The sheer complexity and lack of uniformity found in regulatory regimes across the globe can be a serious headache for companies doing business internationally. When it comes to banking regulatory compliance and other sensitive issues, failure to keep up with all the necessary requirements can result in significant penalties.
Here are some challenges of multijurisdictional compliance globally and in the United States to be aware of.
International Compliance Issues
Operating internationally certainly comes with a variety of significant benefits, especially the potential for exponential growth and significant cost savings. But there’s one major caveat: expanding internationally without first understanding the nuances of each new jurisdiction’s regulations and laws can result in delays in resource and massive fines.
The truth is that every business operating in a cross-jurisdictional manner is going to deal with compliance issues. The key is to identify a level of risk that you are comfortable with and to work within those parameters.
For example, the European Union has relatively strict data privacy laws, and companies operating in this sphere must adhere to these regulations when handling employee and customer data. For U.S. firms, this may require separating domestic and European data in order to stay compliant with E.U. regulations.
As you would suspect, when it comes to compliance, the level of complexity rises as the number of markets increases. Companies with global ambitions must have an internal and external solution in place to identify local laws and regulations, and monitor compliance. Choosing the right solution boils down to attributes such as quality, comprehensiveness, cost, reach and local expertise.

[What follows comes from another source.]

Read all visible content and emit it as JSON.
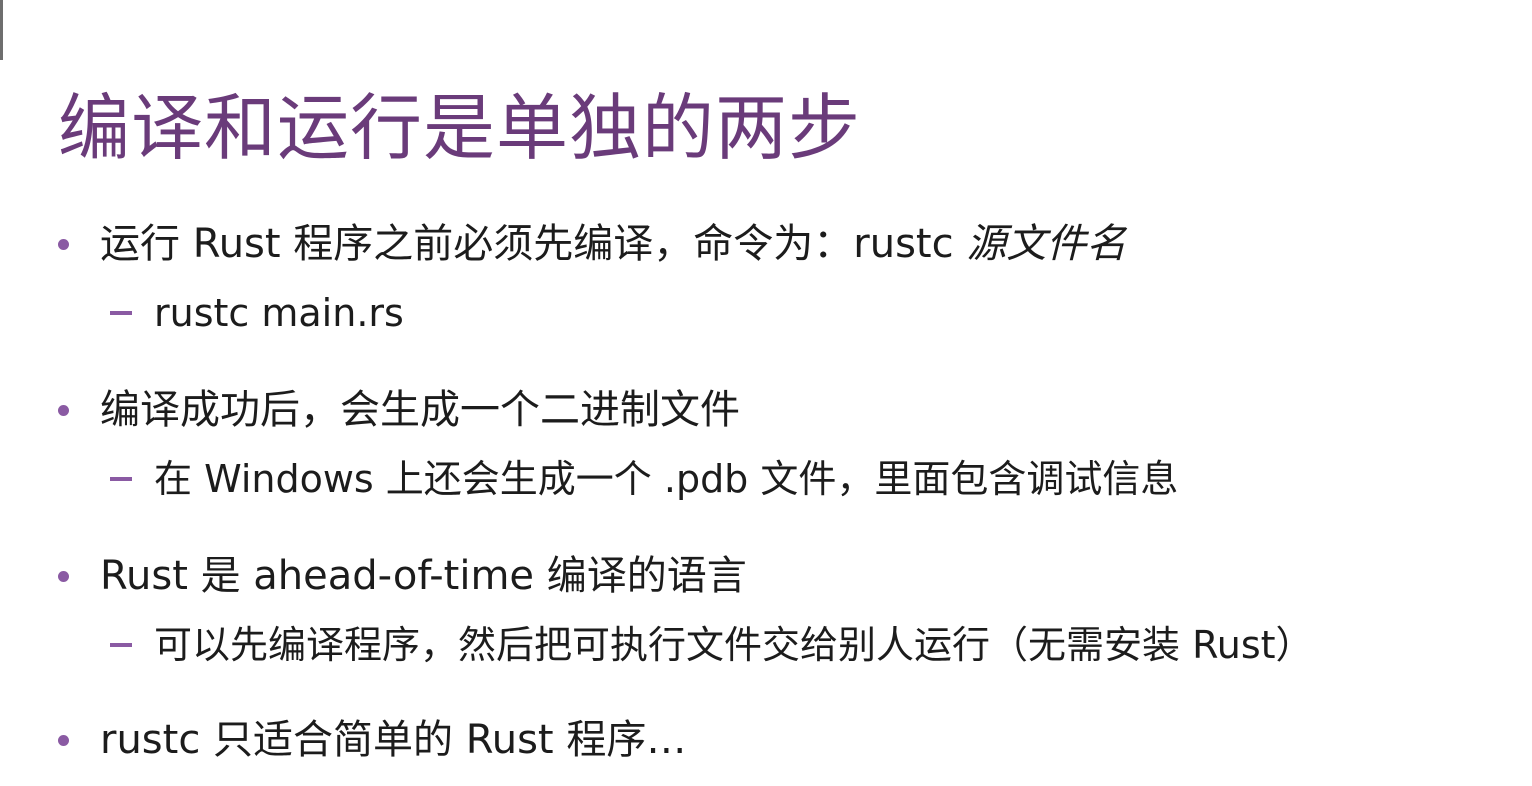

This is more important than ever, as the number of regulatory actions continue to rise across the globe. Other nations have followed America’s lead in vigorously pursuing its regulatory prerogatives abroad.
In the United States, companies must navigate a variety of commerce-related rules and regulations to stay on the right side of domestic law. While operating internationally, U.S. firms must conform to domestic laws, in conjunction with the regulations of each new jurisdiction. Foreign firms operating in the United States, on the other hand, must comply with the rules of the U.S. International Trade Commission and other regulatory requirements.
The Bottom Line
Businesses with an eye on global expansion need to be aware of the significant compliance challenges every new market presents. When it comes to banking regulatory compliance, firms that have safeguard solutions in place will be able to avoid any regulatory sanctions and operate more smoothly and efficiently.